There is a lot I don’t know about Ephraim’s siblings. His sister Ruth married Mr. Plummer before 1799. Anthony’s will doesn’t indicate that his children lived elsewhere. George, Joseph and William Plummer are on the 1800 Scott County tax list.

William is still living in 1850, but was a widower living with his son Philemon’s family. At age 82, he was born about 1768, which would be the right age to marry Ruth, who was probably born in the early 1770’s.

I have absolutely no information about George W. Holland. Perhaps a search of Scott County land deeds will shine some light on the matter. George received 110 acres of land, part of the tract his father bought from Moses Bledsoe, plus a slave named Tom, one cow and calf and a bed and some furniture.

Anna Holland is another mystery. I know nothing about her either. She received 50 acres of land from the same Bledsoe tract, a slave named Sall and a feather bed and some furniture.

Margaret Holland married Revolutionary War soldier Shadrach Penn, who was born in Anne Arundel County, Maryland, probably about 1788. The old soldier died in 1831, but Margaret applied for a widow’s pension in the 1840’s, which was denied. Joseph Penn, enumerated in Bourbon County in 1840 had a female aged 70-79 years old in the household, but he was aged 30-39. This is probably Margaret living with her son’s family as she is said to have died about 1843.

Elizabeth Holland married Mr. Mosby. There is a John Mosby on the 1800 tax list of Scott County. He is the only Mosby, so this may be Elizabeth’s husband. Elizabeth had already received gifts from her father, perhaps when she married, so she was given 5 pounds sterling, but nothing else.

Henry Holland received a slave named Ben and nothing more.

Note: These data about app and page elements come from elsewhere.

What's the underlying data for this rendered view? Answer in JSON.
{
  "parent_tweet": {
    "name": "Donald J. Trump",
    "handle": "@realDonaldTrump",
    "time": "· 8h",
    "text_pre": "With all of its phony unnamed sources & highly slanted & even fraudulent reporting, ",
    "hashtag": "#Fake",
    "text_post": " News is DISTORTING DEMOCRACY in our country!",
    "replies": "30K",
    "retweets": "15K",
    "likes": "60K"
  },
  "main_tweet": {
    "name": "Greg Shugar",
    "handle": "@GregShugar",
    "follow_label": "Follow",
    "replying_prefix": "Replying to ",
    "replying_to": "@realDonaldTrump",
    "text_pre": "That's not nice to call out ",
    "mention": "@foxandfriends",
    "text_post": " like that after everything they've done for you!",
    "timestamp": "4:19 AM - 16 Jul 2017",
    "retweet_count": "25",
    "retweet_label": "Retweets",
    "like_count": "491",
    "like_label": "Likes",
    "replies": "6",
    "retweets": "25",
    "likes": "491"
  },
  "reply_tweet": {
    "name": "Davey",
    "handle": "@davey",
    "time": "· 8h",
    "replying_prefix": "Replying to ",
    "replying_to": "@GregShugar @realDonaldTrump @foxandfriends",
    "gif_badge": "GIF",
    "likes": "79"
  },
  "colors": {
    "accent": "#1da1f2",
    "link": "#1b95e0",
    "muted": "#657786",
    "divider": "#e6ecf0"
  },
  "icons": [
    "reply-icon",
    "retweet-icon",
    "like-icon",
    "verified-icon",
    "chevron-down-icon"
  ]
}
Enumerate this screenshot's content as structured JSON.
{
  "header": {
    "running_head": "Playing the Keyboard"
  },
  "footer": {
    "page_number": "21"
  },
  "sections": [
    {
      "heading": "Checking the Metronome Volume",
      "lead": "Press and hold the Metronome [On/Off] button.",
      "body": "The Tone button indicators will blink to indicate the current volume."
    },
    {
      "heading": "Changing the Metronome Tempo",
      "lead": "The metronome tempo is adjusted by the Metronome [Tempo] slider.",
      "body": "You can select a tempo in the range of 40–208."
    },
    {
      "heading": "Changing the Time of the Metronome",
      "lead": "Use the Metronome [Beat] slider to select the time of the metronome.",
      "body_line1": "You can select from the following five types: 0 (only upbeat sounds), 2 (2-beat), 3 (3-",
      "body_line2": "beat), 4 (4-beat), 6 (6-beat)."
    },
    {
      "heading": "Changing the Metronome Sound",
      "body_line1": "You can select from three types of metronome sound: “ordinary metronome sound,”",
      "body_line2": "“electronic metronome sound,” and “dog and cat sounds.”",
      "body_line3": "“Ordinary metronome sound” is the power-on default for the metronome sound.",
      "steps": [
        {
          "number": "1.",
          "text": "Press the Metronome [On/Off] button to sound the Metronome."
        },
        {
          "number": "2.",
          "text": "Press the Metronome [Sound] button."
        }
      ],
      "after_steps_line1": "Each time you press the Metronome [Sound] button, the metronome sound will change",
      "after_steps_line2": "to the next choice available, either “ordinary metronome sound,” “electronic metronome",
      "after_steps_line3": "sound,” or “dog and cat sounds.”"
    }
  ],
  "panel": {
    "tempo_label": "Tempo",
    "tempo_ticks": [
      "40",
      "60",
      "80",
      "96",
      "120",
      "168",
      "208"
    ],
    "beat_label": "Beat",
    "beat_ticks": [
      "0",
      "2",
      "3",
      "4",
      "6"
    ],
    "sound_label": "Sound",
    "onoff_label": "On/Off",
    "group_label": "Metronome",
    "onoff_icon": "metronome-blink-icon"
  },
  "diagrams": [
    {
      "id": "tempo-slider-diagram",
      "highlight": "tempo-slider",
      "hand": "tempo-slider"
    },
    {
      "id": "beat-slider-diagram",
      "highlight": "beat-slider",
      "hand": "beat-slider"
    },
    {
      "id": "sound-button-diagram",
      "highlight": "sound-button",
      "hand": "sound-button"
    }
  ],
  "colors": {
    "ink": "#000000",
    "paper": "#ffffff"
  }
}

I have no further information about him. There is a Henry Holland in Washington County, Kentucky in 1810, but he is over 45 so too old to be this Henry.

William Holland received the remainder of the Bledsoe tract of land after deducting the portions given to Ruth, George and Anna.

Are you ready for the next twist in this story?

Quagmire Alert #4Supposedly Anthony’s son William died in Harrison County, Kentucky by May 1814. I can’t verify that, but it is a fact that there was an Anthony Holland living in Harrison County in 1820 and that he was over 45 years old. A marriage bond for him is found in Harrison County dated 10 April 1816 to Elizabeth Hogg, apparently a widow who first married a McCall. Both were living for the 1850 and 1860 census. Elizabeth’s probate wasn’t until June 1880 and the Hollands had moved to Smith County, Tennessee. Elizabeth was born about 1793 in Kentucky. Anthony was born about 1783/1784 in – yep, you guessed it – Maryland! Harrison County was formed in 1793 from Bourbon and Scott Counties. Where does this Anthony fit in the big picture? Who knows?

Tomorrow will be a short break of sorts as I will be releasing the slaves of Anthony Holland of Scott County, Kentucky.